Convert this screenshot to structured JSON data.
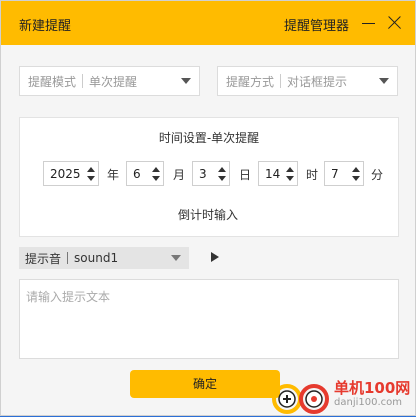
{
  "window": {
    "title": "新建提醒",
    "manager_link": "提醒管理器"
  },
  "reminder_mode": {
    "label": "提醒模式",
    "value": "单次提醒"
  },
  "reminder_method": {
    "label": "提醒方式",
    "value": "对话框提示"
  },
  "time_settings": {
    "title": "时间设置-单次提醒",
    "year": {
      "value": "2025",
      "unit": "年"
    },
    "month": {
      "value": "6",
      "unit": "月"
    },
    "day": {
      "value": "3",
      "unit": "日"
    },
    "hour": {
      "value": "14",
      "unit": "时"
    },
    "minute": {
      "value": "7",
      "unit": "分"
    },
    "countdown_link": "倒计时输入"
  },
  "sound": {
    "label": "提示音",
    "value": "sound1"
  },
  "text_input": {
    "placeholder": "请输入提示文本"
  },
  "confirm_label": "确定",
  "watermark": {
    "brand": "单机100网",
    "url": "danji100.com"
  },
  "colors": {
    "accent": "#ffbb00",
    "watermark_red": "#e63a2e"
  }
}
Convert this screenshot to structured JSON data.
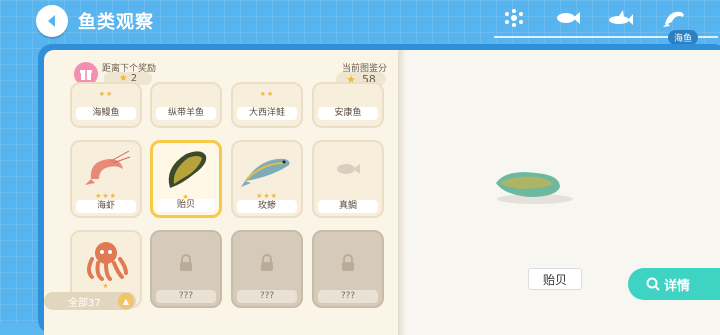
{
  "header": {
    "title": "鱼类观察",
    "active_tab_label": "海鱼",
    "tabs": [
      {
        "icon": "bubbles-icon"
      },
      {
        "icon": "fish-icon"
      },
      {
        "icon": "shark-icon"
      },
      {
        "icon": "dolphin-icon"
      }
    ]
  },
  "stats": {
    "reward_label": "距离下个奖励",
    "reward_count": "2",
    "score_label": "当前图鉴分",
    "score_value": "58"
  },
  "top_row_names": [
    "海鳗鱼",
    "纵带羊鱼",
    "大西洋鲑",
    "安康鱼"
  ],
  "cards": [
    {
      "name": "海虾",
      "stars": "★★★"
    },
    {
      "name": "贻贝",
      "stars": "★"
    },
    {
      "name": "玫鲹",
      "stars": "★★★"
    },
    {
      "name": "真鲷",
      "stars": ""
    },
    {
      "name": "",
      "stars": "★"
    },
    {
      "name": "???",
      "stars": ""
    },
    {
      "name": "???",
      "stars": ""
    },
    {
      "name": "???",
      "stars": ""
    }
  ],
  "top_row_stars": [
    "★★",
    "",
    "★★",
    ""
  ],
  "footer": {
    "total_label": "全部37"
  },
  "detail": {
    "selected_name": "贻贝",
    "detail_button": "详情"
  },
  "colors": {
    "accent": "#3fd3c4",
    "selected_border": "#f7c948",
    "background": "#58b4ee"
  }
}
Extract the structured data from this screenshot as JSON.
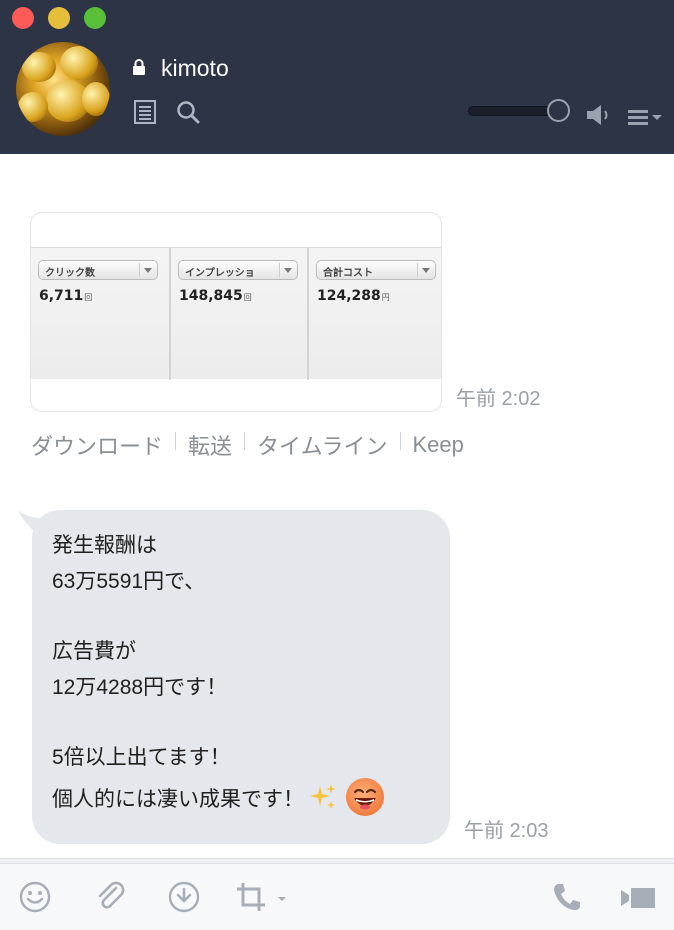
{
  "window": {
    "title": "kimoto"
  },
  "header": {
    "icons": [
      "lock-icon",
      "notes-icon",
      "search-icon",
      "speaker-icon",
      "menu-icon"
    ],
    "volume_level": 0.85,
    "background_color": "#2c3446"
  },
  "image_message": {
    "stats": [
      {
        "label": "クリック数",
        "value": "6,711",
        "unit": "回"
      },
      {
        "label": "インプレッショ",
        "value": "148,845",
        "unit": "回"
      },
      {
        "label": "合計コスト",
        "value": "124,288",
        "unit": "円"
      }
    ],
    "time": "午前 2:02",
    "actions": [
      "ダウンロード",
      "転送",
      "タイムライン",
      "Keep"
    ]
  },
  "text_message": {
    "lines": [
      "発生報酬は",
      "63万5591円で、",
      "",
      "広告費が",
      "12万4288円です！",
      "",
      "5倍以上出てます！",
      "個人的には凄い成果です！"
    ],
    "emoji": [
      "sparkles-emoji",
      "grinning-face-emoji"
    ],
    "time": "午前 2:03",
    "bubble_color": "#e4e7eb"
  },
  "footer": {
    "icons": [
      "emoji-icon",
      "attach-icon",
      "download-icon",
      "crop-icon",
      "call-icon",
      "video-icon"
    ]
  }
}
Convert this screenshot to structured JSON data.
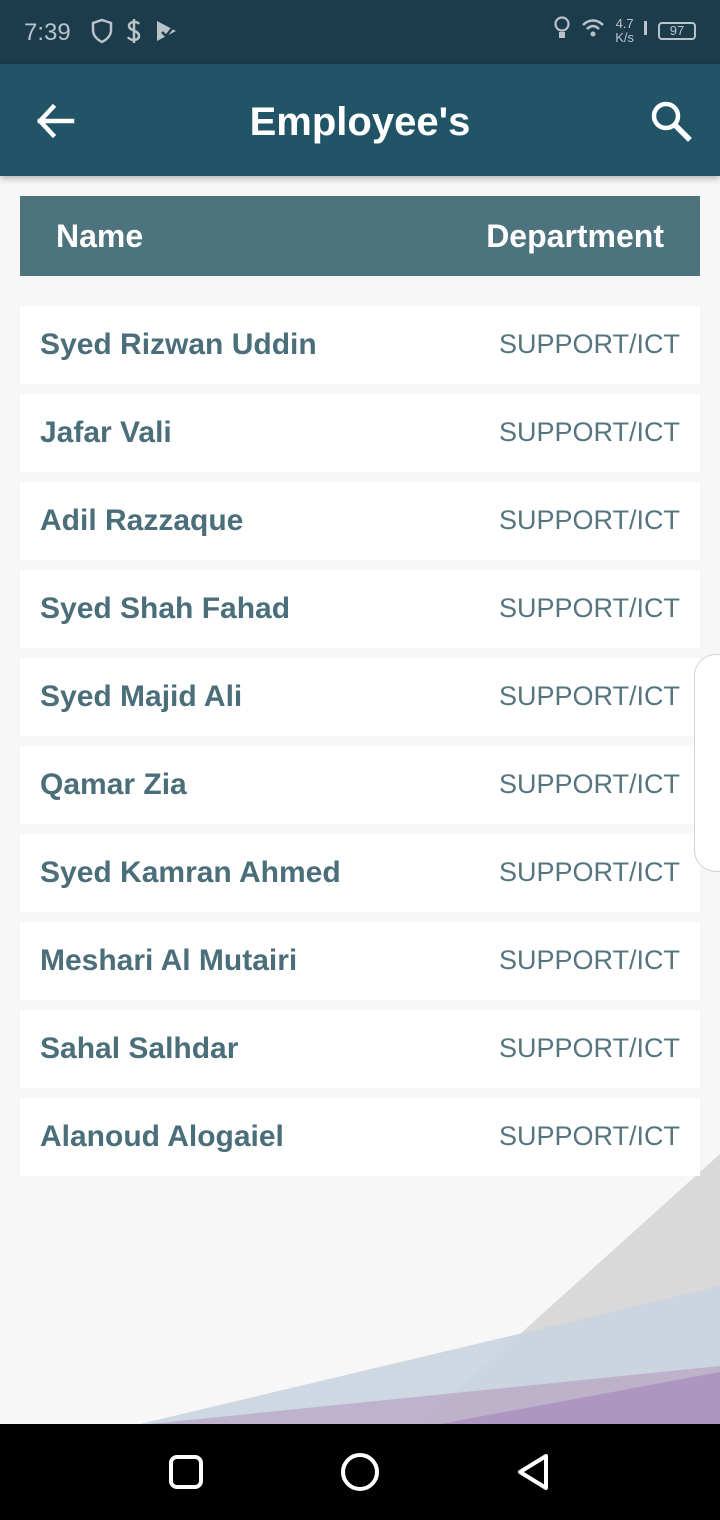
{
  "status_bar": {
    "time": "7:39",
    "net_speed_value": "4.7",
    "net_speed_unit": "K/s",
    "battery": "97",
    "icons": [
      "shield-icon",
      "dollar-icon",
      "play-store-icon",
      "bulb-icon",
      "wifi-icon",
      "signal-icon",
      "battery-icon"
    ]
  },
  "app_bar": {
    "title": "Employee's",
    "back_icon": "arrow-left-icon",
    "search_icon": "search-icon"
  },
  "table": {
    "columns": [
      "Name",
      "Department"
    ],
    "rows": [
      {
        "name": "Syed Rizwan Uddin",
        "department": "SUPPORT/ICT"
      },
      {
        "name": "Jafar Vali",
        "department": "SUPPORT/ICT"
      },
      {
        "name": "Adil Razzaque",
        "department": "SUPPORT/ICT"
      },
      {
        "name": "Syed Shah Fahad",
        "department": "SUPPORT/ICT"
      },
      {
        "name": "Syed Majid Ali",
        "department": "SUPPORT/ICT"
      },
      {
        "name": "Qamar Zia",
        "department": "SUPPORT/ICT"
      },
      {
        "name": "Syed Kamran Ahmed",
        "department": "SUPPORT/ICT"
      },
      {
        "name": "Meshari Al Mutairi",
        "department": "SUPPORT/ICT"
      },
      {
        "name": "Sahal Salhdar",
        "department": "SUPPORT/ICT"
      },
      {
        "name": "Alanoud Alogaiel",
        "department": "SUPPORT/ICT"
      }
    ]
  },
  "nav_bar": {
    "icons": [
      "recents-square-icon",
      "home-circle-icon",
      "back-triangle-icon"
    ]
  },
  "colors": {
    "status_bar": "#1c3b4b",
    "app_bar": "#215466",
    "header": "#4d737f",
    "row_text": "#4a6e7a",
    "background": "#f7f7f7"
  }
}
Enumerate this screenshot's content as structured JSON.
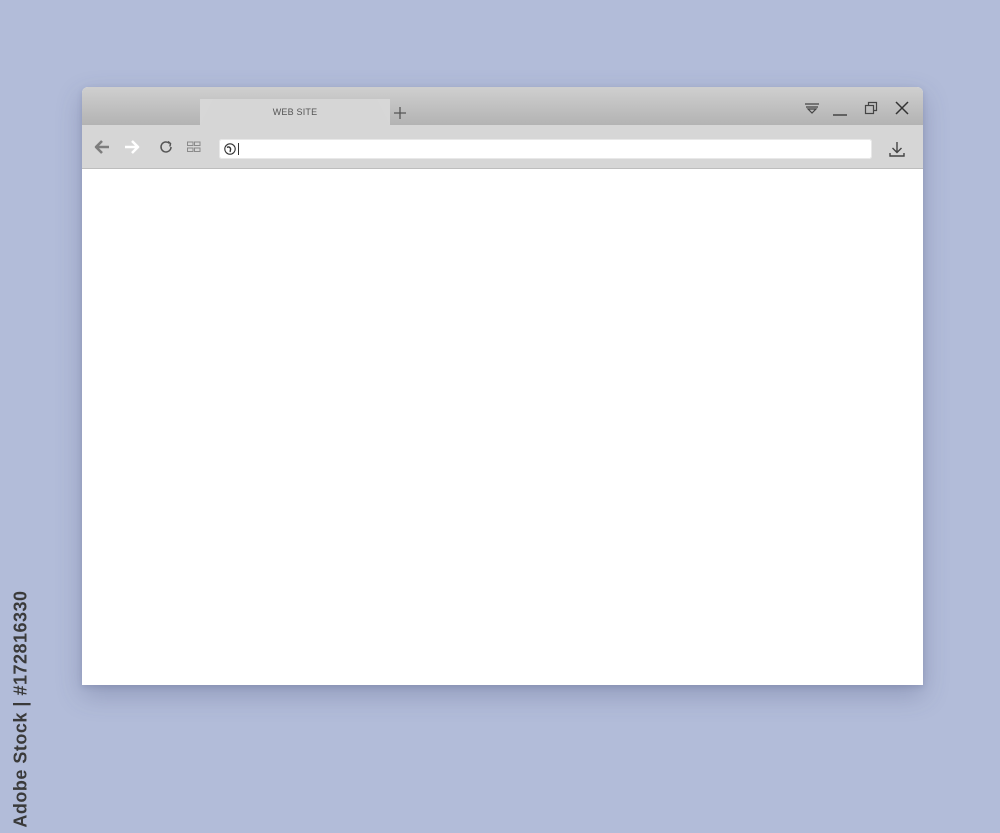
{
  "browser": {
    "tab": {
      "title": "WEB SITE"
    },
    "new_tab_icon": "plus-icon",
    "window_controls": [
      "tab-menu-icon",
      "minimize-icon",
      "restore-icon",
      "close-icon"
    ],
    "toolbar": {
      "back_icon": "arrow-left-icon",
      "forward_icon": "arrow-right-icon",
      "reload_icon": "reload-icon",
      "apps_icon": "grid-icon",
      "download_icon": "download-icon"
    },
    "address_bar": {
      "value": "",
      "placeholder": ""
    }
  },
  "watermark": {
    "stock_id": "Adobe Stock | #172816330"
  },
  "colors": {
    "background": "#b2bcd9",
    "titlebar": "#c2c2c2",
    "toolbar": "#d6d6d6",
    "content": "#ffffff"
  }
}
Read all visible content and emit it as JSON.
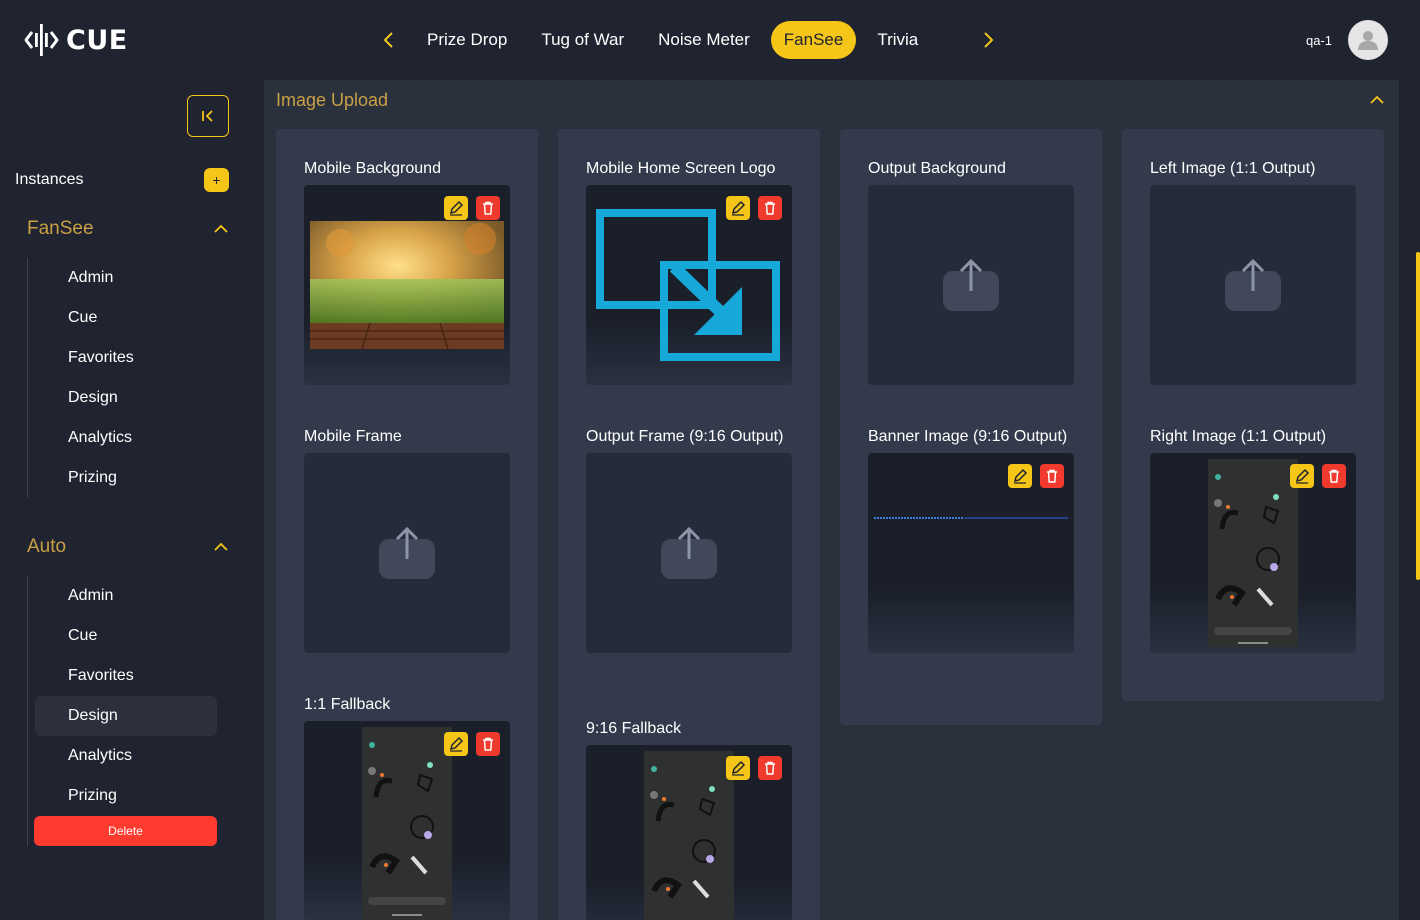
{
  "app": {
    "logo_text": "CUE"
  },
  "nav": {
    "tabs": [
      {
        "label": "Prize Drop",
        "active": false
      },
      {
        "label": "Tug of War",
        "active": false
      },
      {
        "label": "Noise Meter",
        "active": false
      },
      {
        "label": "FanSee",
        "active": true
      },
      {
        "label": "Trivia",
        "active": false
      }
    ],
    "prev_icon": "chevron-left-icon",
    "next_icon": "chevron-right-icon"
  },
  "user": {
    "name": "qa-1",
    "avatar_icon": "user-avatar-icon"
  },
  "sidebar": {
    "instances_label": "Instances",
    "add_label": "+",
    "groups": [
      {
        "title": "FanSee",
        "items": [
          "Admin",
          "Cue",
          "Favorites",
          "Design",
          "Analytics",
          "Prizing"
        ]
      },
      {
        "title": "Auto",
        "items": [
          "Admin",
          "Cue",
          "Favorites",
          "Design",
          "Analytics",
          "Prizing"
        ],
        "selected": "Design"
      }
    ],
    "delete_label": "Delete"
  },
  "section": {
    "title": "Image Upload"
  },
  "fields": {
    "mobile_background": "Mobile Background",
    "mobile_frame": "Mobile Frame",
    "fallback_1_1": "1:1 Fallback",
    "mobile_home_logo": "Mobile Home Screen Logo",
    "output_frame": "Output Frame (9:16 Output)",
    "fallback_9_16": "9:16 Fallback",
    "output_background": "Output Background",
    "banner_image": "Banner Image (9:16 Output)",
    "left_image": "Left Image (1:1 Output)",
    "right_image": "Right Image (1:1 Output)"
  },
  "colors": {
    "accent": "#f5c518",
    "danger": "#f03a2e",
    "section_title": "#c9a045",
    "logo_cyan": "#15a8d8"
  }
}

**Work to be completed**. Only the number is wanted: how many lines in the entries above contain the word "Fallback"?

**The completed task**. 2